§ WHAT TO PRODUCE
Copy each line in the data that includes the word "format".

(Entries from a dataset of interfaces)
####

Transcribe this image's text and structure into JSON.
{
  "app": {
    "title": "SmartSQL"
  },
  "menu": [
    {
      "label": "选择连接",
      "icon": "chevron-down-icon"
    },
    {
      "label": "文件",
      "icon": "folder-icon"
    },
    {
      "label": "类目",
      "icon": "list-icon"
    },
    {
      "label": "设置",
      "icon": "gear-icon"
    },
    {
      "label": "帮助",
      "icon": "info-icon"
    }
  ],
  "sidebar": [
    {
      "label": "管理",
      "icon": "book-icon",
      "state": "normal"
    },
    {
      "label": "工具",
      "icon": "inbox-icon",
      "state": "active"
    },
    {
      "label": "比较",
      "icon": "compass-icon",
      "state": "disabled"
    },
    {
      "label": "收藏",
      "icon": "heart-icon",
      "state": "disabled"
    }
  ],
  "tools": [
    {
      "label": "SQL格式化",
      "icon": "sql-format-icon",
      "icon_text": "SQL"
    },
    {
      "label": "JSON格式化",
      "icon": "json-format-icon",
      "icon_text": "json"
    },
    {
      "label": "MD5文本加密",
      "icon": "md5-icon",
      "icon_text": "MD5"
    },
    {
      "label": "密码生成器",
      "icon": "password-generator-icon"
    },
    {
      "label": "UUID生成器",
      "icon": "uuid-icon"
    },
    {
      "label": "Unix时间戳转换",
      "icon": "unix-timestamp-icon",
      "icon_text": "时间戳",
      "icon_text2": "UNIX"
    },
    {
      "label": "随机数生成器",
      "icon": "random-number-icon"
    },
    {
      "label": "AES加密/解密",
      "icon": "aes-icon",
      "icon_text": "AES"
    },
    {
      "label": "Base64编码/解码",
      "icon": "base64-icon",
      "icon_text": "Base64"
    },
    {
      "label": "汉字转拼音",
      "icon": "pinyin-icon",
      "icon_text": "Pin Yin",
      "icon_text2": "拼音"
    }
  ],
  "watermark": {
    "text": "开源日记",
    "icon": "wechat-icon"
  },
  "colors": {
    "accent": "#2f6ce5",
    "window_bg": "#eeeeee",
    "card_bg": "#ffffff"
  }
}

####

§ RESPONSE TO THE TASK
      "icon": "sql-format-icon",
      "icon": "json-format-icon",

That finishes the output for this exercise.